## Aim of the exercise
Go through the data and count the lines holding the string "chalrahai". Write only the number.

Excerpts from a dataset
BEGIN

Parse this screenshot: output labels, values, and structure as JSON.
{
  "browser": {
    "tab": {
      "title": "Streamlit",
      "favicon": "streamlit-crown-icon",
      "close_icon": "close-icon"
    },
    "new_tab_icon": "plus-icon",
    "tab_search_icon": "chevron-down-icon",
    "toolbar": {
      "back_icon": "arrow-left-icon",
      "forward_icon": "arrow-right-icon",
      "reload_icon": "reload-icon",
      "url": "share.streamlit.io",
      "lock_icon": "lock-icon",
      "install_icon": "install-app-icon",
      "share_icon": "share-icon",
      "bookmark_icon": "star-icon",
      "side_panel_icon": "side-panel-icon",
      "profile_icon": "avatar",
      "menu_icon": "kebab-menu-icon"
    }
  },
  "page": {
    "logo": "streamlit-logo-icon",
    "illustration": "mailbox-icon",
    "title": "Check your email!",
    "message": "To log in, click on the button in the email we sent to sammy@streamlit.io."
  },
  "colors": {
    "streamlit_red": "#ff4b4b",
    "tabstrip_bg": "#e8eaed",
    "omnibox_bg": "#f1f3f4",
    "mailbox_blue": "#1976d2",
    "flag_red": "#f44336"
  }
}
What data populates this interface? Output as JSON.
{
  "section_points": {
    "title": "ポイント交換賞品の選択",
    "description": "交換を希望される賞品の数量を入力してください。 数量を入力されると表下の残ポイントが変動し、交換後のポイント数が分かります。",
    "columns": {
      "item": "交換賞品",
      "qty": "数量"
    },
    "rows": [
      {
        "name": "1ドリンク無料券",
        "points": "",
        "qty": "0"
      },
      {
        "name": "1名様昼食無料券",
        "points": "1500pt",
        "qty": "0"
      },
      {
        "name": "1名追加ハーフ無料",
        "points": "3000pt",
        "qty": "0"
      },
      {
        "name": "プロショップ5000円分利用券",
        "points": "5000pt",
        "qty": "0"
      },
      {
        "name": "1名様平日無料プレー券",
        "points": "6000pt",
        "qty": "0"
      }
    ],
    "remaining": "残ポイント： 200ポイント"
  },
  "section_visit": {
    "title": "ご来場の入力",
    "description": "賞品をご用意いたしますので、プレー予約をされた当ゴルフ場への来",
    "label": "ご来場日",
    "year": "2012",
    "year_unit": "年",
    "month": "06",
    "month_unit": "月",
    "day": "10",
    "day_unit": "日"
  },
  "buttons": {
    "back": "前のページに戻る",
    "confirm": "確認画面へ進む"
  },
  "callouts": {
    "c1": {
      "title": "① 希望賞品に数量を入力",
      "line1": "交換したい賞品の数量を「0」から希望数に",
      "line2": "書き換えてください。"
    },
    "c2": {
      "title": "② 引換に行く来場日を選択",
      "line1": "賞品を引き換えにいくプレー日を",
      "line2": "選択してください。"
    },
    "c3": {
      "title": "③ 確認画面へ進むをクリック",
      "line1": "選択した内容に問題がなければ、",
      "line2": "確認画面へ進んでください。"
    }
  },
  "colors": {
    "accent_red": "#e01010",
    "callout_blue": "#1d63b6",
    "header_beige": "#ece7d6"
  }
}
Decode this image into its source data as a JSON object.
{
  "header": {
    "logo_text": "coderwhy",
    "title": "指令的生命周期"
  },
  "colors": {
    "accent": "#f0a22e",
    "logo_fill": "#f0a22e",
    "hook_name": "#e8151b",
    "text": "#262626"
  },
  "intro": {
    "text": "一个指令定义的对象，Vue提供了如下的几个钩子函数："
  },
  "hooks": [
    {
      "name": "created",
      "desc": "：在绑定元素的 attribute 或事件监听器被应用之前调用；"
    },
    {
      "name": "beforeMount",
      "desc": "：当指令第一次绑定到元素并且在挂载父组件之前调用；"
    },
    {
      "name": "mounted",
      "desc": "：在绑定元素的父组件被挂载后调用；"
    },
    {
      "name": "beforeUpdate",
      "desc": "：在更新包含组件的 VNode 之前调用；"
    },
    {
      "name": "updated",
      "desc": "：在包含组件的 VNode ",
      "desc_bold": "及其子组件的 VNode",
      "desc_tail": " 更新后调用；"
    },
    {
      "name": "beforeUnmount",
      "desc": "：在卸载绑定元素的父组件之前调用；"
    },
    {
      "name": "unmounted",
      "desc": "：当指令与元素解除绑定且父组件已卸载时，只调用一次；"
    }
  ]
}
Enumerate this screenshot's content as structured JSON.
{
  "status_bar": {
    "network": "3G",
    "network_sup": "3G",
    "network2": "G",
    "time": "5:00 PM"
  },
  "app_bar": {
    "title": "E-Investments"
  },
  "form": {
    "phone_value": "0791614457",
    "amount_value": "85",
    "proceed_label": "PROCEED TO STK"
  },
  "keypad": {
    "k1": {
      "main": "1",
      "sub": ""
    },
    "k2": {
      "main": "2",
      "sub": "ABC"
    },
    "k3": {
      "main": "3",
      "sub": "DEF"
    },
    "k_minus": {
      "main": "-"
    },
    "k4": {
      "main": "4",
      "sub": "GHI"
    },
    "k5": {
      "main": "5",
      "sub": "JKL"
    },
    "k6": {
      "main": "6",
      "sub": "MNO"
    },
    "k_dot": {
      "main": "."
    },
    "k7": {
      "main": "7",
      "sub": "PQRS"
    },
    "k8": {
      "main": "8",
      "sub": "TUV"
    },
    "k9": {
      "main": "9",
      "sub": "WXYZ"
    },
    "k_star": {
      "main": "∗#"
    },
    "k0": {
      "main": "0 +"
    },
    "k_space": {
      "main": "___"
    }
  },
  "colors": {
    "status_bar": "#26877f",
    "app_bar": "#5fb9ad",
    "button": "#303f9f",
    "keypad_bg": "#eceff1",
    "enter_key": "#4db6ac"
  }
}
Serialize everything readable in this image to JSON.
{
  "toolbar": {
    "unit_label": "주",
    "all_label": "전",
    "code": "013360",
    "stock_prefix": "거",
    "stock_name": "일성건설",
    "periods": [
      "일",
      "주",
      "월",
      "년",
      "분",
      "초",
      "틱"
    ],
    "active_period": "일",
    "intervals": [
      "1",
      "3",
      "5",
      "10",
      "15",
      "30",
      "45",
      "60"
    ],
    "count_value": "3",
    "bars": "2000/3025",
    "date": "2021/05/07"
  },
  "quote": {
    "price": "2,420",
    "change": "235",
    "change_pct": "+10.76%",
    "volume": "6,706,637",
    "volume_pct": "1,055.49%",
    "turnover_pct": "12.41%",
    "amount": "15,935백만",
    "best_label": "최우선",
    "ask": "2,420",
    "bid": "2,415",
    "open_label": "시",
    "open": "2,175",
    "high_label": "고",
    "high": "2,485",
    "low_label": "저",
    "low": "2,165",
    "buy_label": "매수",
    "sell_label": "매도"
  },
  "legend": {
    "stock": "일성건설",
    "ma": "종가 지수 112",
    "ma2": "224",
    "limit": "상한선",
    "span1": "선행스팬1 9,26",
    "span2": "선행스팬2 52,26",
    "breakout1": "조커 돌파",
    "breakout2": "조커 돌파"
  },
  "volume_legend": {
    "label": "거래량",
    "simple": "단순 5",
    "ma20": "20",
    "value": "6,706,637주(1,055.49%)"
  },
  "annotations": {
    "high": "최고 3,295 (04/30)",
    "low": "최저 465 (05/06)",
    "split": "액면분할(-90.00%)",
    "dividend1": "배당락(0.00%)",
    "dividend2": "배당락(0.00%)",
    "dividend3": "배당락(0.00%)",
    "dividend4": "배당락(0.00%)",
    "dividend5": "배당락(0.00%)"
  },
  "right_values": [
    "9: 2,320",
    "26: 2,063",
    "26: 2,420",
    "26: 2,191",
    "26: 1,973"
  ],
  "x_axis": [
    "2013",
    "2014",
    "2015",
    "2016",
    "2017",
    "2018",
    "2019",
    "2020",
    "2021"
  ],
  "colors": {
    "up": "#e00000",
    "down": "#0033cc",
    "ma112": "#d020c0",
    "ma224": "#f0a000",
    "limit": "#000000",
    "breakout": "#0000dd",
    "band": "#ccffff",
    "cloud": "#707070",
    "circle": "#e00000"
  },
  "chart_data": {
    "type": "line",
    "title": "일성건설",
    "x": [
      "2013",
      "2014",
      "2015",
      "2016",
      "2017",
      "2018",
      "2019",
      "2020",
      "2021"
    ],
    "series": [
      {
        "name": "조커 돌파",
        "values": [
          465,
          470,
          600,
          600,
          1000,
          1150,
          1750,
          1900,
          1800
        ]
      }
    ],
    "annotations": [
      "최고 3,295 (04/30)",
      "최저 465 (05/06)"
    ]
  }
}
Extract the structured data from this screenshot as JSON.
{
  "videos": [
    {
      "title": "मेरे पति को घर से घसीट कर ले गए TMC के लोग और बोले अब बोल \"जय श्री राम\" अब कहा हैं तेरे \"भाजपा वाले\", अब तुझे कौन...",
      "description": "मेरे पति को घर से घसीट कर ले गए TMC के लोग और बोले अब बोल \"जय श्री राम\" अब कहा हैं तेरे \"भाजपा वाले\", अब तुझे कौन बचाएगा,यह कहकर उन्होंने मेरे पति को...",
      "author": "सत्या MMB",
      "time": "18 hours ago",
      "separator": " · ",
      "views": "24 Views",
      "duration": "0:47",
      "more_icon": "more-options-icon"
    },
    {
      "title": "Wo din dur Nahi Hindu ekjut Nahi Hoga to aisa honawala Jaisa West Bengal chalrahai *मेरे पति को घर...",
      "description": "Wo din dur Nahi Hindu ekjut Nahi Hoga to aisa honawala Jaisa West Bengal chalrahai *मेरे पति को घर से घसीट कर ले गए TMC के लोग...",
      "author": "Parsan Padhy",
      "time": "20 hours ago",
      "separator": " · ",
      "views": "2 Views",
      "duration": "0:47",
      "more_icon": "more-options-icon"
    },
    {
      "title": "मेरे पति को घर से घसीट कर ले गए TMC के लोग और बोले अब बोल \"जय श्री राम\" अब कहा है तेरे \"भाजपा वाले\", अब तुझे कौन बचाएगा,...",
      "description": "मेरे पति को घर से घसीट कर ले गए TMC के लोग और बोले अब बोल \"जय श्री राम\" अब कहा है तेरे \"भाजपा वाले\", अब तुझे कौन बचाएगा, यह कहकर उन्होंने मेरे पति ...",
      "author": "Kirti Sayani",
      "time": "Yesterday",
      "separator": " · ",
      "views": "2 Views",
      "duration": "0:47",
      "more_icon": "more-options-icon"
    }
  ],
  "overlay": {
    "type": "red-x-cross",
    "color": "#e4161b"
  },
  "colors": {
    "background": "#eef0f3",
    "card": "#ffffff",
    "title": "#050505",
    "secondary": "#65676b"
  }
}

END

## Result for this exercise
2